● **What you need to do**
Could you copy every line of the data that contains "Текстовый"?

● **Supplied data**

++++++++++

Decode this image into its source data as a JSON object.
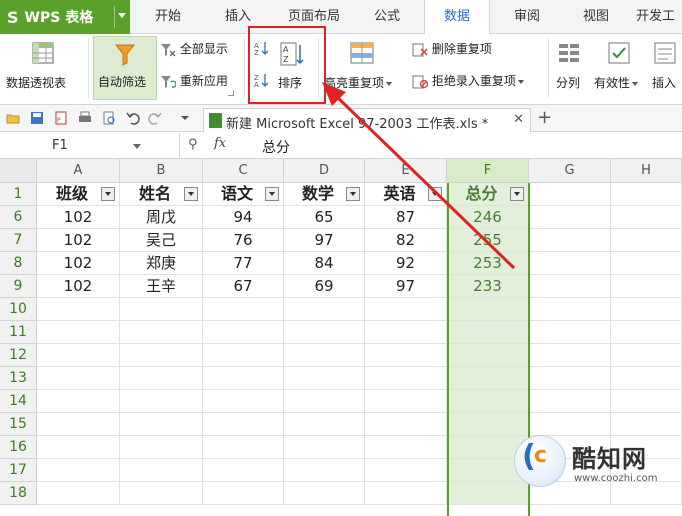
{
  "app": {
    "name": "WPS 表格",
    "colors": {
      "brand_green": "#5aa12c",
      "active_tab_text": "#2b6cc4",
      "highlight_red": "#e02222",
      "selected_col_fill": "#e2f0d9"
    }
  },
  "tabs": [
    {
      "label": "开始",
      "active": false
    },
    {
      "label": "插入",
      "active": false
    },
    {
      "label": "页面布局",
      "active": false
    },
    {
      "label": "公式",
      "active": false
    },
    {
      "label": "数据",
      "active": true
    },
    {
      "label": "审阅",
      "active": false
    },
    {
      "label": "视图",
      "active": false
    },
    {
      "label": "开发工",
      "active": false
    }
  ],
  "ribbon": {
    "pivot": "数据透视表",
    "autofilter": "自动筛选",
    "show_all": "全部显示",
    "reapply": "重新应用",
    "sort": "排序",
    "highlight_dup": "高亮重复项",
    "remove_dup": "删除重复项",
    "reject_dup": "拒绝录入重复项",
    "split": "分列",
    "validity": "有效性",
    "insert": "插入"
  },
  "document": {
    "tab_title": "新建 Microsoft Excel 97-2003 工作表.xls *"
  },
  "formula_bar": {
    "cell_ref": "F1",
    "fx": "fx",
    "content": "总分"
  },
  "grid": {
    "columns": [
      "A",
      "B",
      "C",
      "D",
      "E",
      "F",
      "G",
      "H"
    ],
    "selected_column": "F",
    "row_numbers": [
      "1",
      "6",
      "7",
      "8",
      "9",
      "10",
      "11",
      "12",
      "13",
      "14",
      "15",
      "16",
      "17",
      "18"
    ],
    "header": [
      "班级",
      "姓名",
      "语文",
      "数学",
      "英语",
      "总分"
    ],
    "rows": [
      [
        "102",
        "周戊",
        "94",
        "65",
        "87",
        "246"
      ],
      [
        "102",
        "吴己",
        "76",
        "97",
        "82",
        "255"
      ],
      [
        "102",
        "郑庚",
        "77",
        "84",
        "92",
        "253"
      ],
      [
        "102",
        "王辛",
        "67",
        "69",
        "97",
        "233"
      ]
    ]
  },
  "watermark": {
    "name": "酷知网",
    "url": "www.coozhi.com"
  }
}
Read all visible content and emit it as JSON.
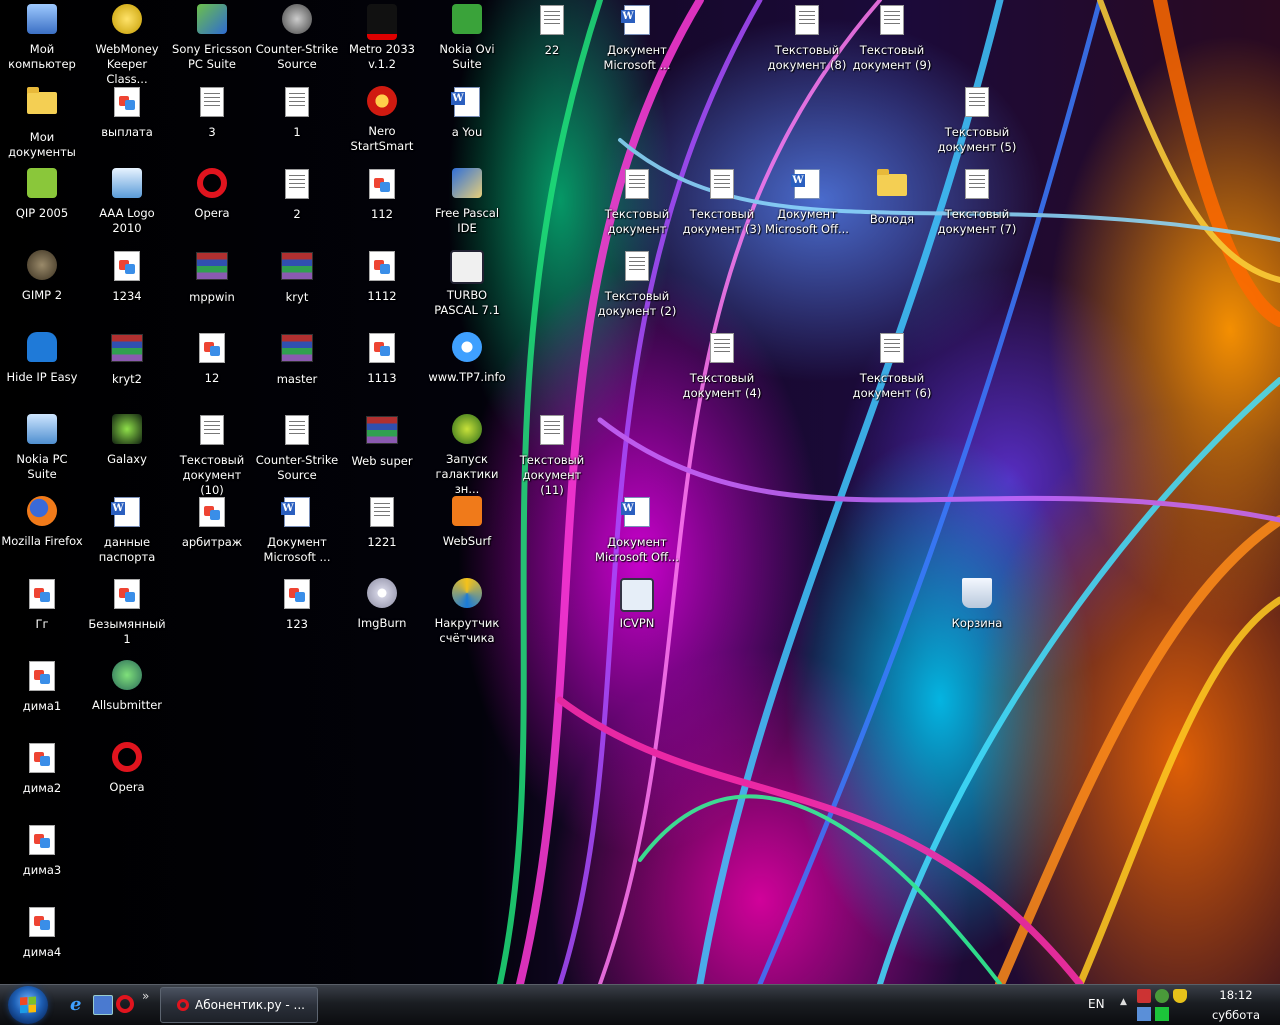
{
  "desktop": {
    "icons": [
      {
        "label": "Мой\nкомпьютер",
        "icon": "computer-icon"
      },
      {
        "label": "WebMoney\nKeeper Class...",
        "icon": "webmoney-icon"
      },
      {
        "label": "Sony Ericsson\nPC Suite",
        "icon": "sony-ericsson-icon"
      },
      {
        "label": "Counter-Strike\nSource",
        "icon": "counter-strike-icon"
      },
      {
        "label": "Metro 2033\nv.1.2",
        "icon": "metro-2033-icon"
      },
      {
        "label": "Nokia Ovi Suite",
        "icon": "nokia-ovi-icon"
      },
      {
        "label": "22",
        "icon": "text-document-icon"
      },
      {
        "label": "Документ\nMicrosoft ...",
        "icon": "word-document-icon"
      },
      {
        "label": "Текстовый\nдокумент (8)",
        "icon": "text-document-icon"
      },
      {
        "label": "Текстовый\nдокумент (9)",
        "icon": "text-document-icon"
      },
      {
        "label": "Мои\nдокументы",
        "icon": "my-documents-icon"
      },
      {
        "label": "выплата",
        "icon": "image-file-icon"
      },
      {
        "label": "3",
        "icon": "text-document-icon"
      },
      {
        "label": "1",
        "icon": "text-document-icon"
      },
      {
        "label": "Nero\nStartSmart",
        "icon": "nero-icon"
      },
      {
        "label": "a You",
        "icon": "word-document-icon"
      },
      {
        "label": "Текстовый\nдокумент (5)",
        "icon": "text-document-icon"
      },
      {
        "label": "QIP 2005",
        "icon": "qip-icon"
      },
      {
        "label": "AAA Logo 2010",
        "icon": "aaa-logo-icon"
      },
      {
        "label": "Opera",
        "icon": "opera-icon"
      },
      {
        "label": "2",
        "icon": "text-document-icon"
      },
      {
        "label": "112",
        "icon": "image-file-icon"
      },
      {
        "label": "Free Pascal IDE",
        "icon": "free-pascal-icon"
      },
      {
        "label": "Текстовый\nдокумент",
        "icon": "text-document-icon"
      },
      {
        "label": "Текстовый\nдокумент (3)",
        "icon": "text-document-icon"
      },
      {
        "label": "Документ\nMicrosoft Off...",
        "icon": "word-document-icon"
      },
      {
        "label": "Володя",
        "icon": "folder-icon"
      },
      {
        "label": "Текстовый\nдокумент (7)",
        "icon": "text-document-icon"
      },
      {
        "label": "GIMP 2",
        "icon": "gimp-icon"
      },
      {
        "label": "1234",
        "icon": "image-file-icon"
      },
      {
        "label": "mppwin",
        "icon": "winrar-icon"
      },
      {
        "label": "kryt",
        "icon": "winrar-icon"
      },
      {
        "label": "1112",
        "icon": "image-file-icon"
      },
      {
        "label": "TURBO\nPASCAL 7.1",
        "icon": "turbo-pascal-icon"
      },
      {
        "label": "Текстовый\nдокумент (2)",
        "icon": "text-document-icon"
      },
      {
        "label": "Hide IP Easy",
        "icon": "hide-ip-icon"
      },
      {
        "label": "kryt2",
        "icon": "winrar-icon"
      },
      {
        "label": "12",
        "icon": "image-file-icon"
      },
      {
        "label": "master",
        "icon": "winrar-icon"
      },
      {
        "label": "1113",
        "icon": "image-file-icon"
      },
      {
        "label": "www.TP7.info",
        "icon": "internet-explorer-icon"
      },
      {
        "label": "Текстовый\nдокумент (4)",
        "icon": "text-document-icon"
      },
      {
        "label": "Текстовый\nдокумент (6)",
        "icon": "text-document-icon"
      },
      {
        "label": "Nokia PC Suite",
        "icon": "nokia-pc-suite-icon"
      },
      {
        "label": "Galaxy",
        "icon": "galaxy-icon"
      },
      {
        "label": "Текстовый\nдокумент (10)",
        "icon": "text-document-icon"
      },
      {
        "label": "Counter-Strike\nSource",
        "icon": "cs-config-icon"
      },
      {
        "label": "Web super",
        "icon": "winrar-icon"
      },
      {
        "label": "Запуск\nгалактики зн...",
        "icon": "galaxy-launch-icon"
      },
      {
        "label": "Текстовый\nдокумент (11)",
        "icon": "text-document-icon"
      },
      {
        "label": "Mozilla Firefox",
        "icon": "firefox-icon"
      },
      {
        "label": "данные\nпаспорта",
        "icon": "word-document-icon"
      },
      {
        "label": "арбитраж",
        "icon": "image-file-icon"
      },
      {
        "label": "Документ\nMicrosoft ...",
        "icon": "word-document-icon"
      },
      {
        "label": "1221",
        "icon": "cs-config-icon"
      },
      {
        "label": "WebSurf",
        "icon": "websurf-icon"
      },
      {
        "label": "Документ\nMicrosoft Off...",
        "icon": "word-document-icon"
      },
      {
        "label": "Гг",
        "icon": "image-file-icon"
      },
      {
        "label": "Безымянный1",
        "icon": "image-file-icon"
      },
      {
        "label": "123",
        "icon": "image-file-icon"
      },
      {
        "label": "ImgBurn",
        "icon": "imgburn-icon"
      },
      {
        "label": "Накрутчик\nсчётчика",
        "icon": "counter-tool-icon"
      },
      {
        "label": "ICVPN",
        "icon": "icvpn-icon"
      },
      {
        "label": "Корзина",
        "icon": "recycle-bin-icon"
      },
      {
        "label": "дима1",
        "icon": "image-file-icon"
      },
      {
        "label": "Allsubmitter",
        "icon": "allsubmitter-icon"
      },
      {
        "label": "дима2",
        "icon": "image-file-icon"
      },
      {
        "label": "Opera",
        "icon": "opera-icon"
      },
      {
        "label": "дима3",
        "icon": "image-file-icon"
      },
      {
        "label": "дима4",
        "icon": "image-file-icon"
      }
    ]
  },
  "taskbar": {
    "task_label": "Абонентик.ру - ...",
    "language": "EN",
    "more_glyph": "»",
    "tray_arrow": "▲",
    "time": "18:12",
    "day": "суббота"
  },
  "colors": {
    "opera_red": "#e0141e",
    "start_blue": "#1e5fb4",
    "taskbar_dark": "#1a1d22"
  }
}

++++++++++

● **Exercise response**
        "label": "Текстовый\nдокумент (8)",
        "label": "Текстовый\nдокумент (9)",
        "label": "Текстовый\nдокумент (5)",
        "label": "Текстовый\nдокумент",
        "label": "Текстовый\nдокумент (3)",
        "label": "Текстовый\nдокумент (7)",
        "label": "Текстовый\nдокумент (2)",
        "label": "Текстовый\nдокумент (4)",
        "label": "Текстовый\nдокумент (6)",
        "label": "Текстовый\nдокумент (10)",
        "label": "Текстовый\nдокумент (11)",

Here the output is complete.